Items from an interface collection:
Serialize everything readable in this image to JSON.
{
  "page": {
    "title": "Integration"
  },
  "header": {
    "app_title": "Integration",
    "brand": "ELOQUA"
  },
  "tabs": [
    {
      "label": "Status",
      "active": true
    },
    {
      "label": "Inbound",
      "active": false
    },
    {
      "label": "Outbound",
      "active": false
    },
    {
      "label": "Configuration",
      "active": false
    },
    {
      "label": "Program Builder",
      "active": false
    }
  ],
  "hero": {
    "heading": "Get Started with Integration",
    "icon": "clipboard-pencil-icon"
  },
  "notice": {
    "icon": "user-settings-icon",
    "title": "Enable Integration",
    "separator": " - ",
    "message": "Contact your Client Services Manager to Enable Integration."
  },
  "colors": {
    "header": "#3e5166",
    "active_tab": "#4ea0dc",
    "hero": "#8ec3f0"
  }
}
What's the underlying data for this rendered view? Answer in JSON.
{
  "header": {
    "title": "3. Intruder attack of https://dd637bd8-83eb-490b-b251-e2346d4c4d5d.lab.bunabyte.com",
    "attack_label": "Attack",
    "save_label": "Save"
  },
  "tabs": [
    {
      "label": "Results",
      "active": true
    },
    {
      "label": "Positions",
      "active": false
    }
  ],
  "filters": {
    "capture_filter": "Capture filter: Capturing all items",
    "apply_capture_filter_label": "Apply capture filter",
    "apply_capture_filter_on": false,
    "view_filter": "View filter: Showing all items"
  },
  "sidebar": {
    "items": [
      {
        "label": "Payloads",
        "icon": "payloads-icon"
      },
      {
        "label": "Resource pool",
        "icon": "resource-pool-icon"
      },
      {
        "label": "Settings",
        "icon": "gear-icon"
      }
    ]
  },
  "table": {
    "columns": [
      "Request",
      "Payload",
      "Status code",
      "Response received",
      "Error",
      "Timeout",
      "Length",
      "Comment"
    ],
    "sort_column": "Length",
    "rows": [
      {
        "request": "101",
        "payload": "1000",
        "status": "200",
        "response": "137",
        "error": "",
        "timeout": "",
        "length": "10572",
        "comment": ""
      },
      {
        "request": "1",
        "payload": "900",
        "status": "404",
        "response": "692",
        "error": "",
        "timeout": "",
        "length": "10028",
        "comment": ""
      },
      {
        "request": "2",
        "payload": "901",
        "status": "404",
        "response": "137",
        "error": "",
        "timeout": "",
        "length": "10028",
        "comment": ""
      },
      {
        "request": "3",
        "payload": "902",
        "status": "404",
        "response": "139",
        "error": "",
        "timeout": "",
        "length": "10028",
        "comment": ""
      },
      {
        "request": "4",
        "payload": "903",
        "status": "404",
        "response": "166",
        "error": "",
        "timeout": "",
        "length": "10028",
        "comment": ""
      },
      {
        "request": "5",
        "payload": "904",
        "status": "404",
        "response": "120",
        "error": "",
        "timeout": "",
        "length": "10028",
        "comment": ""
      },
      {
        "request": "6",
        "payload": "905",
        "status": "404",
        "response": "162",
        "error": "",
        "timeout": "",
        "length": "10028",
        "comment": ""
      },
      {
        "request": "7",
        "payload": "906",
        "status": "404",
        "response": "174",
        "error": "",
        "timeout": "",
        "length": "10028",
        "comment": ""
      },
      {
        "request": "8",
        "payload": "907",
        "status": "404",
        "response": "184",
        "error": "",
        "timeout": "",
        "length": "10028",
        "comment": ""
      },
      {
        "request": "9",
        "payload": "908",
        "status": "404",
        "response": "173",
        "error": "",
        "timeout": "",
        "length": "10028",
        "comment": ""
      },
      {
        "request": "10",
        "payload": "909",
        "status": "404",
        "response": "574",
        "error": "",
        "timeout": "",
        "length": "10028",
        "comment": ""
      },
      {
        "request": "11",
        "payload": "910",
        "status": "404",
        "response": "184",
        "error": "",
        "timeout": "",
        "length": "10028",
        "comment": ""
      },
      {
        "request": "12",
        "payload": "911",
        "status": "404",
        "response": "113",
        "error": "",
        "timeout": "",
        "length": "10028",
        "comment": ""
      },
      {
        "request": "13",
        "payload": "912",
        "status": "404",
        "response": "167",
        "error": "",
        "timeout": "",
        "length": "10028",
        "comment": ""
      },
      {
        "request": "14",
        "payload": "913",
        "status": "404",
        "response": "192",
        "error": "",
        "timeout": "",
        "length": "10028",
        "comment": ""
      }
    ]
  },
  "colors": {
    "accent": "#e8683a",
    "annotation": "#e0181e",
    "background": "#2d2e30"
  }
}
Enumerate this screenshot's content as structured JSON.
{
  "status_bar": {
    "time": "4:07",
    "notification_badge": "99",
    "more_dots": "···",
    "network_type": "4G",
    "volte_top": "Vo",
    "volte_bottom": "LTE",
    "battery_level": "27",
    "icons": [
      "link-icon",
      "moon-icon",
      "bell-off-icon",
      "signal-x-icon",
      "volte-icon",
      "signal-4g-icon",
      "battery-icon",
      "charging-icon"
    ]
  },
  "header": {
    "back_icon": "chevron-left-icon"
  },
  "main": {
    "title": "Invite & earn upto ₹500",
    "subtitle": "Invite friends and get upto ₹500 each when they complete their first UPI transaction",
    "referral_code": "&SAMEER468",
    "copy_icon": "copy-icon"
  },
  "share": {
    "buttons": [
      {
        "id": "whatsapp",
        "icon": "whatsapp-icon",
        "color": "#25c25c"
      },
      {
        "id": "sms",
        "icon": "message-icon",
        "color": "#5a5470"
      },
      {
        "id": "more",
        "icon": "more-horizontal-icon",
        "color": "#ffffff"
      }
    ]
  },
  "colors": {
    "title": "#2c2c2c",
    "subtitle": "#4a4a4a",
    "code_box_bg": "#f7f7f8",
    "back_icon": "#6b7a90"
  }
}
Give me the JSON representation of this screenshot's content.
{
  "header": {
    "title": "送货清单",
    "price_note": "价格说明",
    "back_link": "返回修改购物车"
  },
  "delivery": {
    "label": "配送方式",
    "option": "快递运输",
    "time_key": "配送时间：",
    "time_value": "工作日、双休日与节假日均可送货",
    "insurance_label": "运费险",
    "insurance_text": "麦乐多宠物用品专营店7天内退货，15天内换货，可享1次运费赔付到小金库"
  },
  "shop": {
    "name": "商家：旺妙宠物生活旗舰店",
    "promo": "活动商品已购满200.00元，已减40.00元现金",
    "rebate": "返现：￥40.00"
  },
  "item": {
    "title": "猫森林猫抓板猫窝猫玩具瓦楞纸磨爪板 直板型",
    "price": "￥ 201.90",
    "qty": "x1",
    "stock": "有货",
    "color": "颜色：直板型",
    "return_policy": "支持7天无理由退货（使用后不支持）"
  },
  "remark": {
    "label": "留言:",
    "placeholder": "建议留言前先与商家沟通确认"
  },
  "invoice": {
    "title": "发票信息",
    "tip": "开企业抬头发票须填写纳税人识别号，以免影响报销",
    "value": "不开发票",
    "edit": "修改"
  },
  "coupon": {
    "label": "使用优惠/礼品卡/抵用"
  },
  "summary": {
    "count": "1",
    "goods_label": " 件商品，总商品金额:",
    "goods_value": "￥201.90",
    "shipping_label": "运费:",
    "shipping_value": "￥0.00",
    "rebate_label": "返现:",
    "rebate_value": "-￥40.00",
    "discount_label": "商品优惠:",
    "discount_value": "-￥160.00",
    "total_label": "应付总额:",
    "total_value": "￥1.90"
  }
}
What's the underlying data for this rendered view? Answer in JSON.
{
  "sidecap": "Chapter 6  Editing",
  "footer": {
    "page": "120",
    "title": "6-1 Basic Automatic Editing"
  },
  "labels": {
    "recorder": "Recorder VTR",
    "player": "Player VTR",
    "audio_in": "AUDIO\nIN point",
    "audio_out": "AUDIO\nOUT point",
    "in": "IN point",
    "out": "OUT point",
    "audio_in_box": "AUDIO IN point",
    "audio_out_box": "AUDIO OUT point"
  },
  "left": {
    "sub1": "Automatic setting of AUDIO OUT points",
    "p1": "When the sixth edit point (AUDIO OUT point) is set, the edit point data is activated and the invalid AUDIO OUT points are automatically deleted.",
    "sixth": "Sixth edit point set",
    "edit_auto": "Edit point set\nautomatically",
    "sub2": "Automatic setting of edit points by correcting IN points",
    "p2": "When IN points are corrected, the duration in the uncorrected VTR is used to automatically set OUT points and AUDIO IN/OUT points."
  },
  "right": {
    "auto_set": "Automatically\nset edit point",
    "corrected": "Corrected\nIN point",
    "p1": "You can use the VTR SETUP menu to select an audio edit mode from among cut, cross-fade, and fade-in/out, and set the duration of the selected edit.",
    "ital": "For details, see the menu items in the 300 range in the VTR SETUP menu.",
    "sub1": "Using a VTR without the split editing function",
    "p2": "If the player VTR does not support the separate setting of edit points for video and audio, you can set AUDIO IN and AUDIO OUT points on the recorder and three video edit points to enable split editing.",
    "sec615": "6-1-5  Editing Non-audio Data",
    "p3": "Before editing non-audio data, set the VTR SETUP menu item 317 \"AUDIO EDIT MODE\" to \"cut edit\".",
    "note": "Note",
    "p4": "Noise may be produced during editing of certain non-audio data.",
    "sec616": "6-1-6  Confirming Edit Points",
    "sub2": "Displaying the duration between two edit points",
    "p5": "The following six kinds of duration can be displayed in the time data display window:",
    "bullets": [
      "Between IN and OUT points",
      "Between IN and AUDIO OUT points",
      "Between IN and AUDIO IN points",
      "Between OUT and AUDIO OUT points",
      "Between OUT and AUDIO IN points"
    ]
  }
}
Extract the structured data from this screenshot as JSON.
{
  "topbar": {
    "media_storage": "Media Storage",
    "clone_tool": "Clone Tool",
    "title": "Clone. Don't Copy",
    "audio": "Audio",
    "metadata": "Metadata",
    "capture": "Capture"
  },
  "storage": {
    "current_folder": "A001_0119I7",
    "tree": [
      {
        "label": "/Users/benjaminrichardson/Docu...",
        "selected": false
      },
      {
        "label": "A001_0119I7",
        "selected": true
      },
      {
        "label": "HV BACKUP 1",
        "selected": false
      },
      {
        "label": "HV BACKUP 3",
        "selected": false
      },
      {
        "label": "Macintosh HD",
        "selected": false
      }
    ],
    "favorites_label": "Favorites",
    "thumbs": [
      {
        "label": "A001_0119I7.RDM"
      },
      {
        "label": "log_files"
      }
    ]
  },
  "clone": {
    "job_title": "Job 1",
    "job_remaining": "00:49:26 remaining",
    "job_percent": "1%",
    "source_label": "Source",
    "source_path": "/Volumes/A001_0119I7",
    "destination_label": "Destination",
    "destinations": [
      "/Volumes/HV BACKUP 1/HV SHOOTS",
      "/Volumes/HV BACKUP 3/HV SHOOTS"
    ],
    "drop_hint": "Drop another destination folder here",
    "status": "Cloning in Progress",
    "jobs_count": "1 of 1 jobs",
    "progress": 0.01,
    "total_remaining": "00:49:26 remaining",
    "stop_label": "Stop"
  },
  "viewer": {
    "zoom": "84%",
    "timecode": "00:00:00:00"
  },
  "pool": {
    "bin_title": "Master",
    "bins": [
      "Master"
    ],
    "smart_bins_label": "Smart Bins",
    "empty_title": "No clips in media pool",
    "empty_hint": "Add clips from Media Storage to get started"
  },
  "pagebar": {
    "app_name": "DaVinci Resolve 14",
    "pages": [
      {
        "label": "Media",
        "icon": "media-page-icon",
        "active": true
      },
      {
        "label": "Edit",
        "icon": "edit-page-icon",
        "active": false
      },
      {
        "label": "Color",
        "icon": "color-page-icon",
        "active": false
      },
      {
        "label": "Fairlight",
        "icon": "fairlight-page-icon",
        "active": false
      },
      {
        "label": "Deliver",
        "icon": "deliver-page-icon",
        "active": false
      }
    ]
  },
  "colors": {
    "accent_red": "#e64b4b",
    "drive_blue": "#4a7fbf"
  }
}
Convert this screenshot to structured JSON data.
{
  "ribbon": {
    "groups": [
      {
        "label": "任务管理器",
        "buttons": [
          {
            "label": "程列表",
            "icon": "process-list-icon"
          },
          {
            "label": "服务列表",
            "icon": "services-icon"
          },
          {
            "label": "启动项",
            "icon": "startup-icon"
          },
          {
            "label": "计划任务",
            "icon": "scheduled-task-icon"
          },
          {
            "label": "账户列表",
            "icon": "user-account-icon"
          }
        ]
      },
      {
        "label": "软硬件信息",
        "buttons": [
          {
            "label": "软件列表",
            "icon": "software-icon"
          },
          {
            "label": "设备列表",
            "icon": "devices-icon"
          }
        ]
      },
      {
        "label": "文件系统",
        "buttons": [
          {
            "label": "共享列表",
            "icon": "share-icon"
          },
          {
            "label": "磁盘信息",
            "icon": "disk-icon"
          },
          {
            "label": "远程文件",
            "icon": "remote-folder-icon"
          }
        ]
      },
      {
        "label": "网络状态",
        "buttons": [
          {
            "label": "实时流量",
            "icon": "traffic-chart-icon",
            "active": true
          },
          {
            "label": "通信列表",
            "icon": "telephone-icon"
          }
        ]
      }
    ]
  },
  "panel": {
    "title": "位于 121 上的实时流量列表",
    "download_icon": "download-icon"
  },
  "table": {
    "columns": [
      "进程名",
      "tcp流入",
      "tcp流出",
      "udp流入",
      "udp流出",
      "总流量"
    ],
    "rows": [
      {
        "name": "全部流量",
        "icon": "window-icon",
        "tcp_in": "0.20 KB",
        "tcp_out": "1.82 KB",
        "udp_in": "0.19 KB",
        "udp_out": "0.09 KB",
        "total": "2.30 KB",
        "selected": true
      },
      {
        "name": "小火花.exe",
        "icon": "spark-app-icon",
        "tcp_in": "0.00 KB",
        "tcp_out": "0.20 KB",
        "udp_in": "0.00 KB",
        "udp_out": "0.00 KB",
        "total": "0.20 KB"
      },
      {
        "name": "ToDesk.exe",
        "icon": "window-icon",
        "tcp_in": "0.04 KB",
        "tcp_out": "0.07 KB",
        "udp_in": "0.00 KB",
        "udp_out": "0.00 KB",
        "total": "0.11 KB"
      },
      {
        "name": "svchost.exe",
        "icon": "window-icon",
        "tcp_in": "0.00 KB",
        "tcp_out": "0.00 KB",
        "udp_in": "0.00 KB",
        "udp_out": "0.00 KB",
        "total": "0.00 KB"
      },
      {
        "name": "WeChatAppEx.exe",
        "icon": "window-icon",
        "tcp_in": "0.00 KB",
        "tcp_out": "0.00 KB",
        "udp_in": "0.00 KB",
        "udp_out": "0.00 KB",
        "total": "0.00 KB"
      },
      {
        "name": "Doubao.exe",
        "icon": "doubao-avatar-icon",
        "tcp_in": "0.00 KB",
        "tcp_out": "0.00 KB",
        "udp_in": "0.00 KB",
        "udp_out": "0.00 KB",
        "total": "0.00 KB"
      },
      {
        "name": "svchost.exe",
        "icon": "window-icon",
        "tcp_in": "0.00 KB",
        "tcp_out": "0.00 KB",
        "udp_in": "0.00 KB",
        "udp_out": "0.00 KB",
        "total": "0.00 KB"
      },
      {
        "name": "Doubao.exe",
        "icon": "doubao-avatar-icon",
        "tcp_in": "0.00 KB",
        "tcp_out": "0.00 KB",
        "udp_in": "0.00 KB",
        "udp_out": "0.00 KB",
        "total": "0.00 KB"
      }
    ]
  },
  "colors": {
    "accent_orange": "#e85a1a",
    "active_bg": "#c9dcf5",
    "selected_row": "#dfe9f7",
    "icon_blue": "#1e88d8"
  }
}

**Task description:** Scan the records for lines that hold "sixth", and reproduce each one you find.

**Task answer:**
    "p1": "When the sixth edit point (AUDIO OUT point) is set, the edit point data is activated and the invalid AUDIO OUT points are automatically deleted.",
    "sixth": "Sixth edit point set",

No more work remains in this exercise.